*** Opening of INPUT DATA ***

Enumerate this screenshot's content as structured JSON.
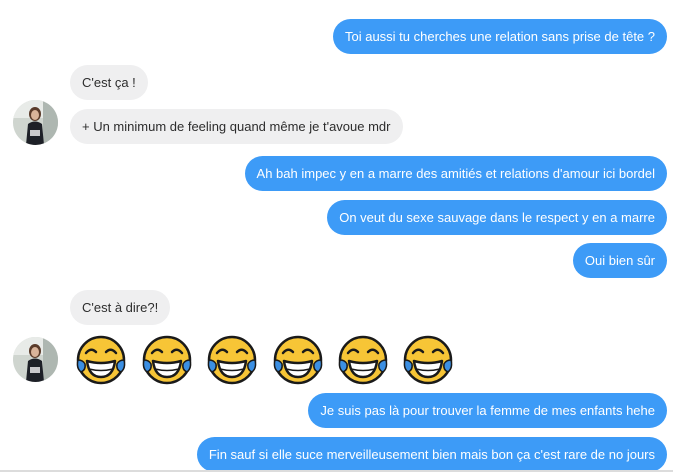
{
  "conversation": {
    "messages": [
      {
        "sender": "me",
        "text": "Toi aussi tu cherches une relation sans prise de tête ?"
      },
      {
        "sender": "them",
        "text": "C'est ça !"
      },
      {
        "sender": "them",
        "text": "+ Un minimum de feeling quand même je t'avoue mdr"
      },
      {
        "sender": "me",
        "text": "Ah bah impec y en a marre des amitiés et relations d'amour ici bordel"
      },
      {
        "sender": "me",
        "text": "On veut du sexe sauvage dans le respect y en a marre"
      },
      {
        "sender": "me",
        "text": "Oui bien sûr"
      },
      {
        "sender": "them",
        "text": "C'est à dire?!"
      },
      {
        "sender": "me",
        "text": "Je suis pas là pour trouver la femme de mes enfants hehe"
      },
      {
        "sender": "me",
        "text": "Fin sauf si elle suce merveilleusement bien mais bon ça c'est rare de no jours"
      }
    ],
    "emoji_message": {
      "sender": "them",
      "emoji": "face-with-tears-of-joy",
      "count": 6
    }
  },
  "colors": {
    "outgoing_bubble": "#3d9bf7",
    "incoming_bubble": "#efeff0",
    "emoji_face": "#f7c536"
  },
  "icons": {
    "avatar": "profile-photo-avatar",
    "emoji": "face-with-tears-of-joy-icon"
  }
}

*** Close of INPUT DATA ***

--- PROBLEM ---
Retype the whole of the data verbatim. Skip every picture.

--- RESULT BELOW ---
Enumerate this screenshot's content as structured JSON.
{
  "conversation": {
    "messages": [
      {
        "sender": "me",
        "text": "Toi aussi tu cherches une relation sans prise de tête ?"
      },
      {
        "sender": "them",
        "text": "C'est ça !"
      },
      {
        "sender": "them",
        "text": "+ Un minimum de feeling quand même je t'avoue mdr"
      },
      {
        "sender": "me",
        "text": "Ah bah impec y en a marre des amitiés et relations d'amour ici bordel"
      },
      {
        "sender": "me",
        "text": "On veut du sexe sauvage dans le respect y en a marre"
      },
      {
        "sender": "me",
        "text": "Oui bien sûr"
      },
      {
        "sender": "them",
        "text": "C'est à dire?!"
      },
      {
        "sender": "me",
        "text": "Je suis pas là pour trouver la femme de mes enfants hehe"
      },
      {
        "sender": "me",
        "text": "Fin sauf si elle suce merveilleusement bien mais bon ça c'est rare de no jours"
      }
    ],
    "emoji_message": {
      "sender": "them",
      "emoji": "face-with-tears-of-joy",
      "count": 6
    }
  },
  "colors": {
    "outgoing_bubble": "#3d9bf7",
    "incoming_bubble": "#efeff0",
    "emoji_face": "#f7c536"
  },
  "icons": {
    "avatar": "profile-photo-avatar",
    "emoji": "face-with-tears-of-joy-icon"
  }
}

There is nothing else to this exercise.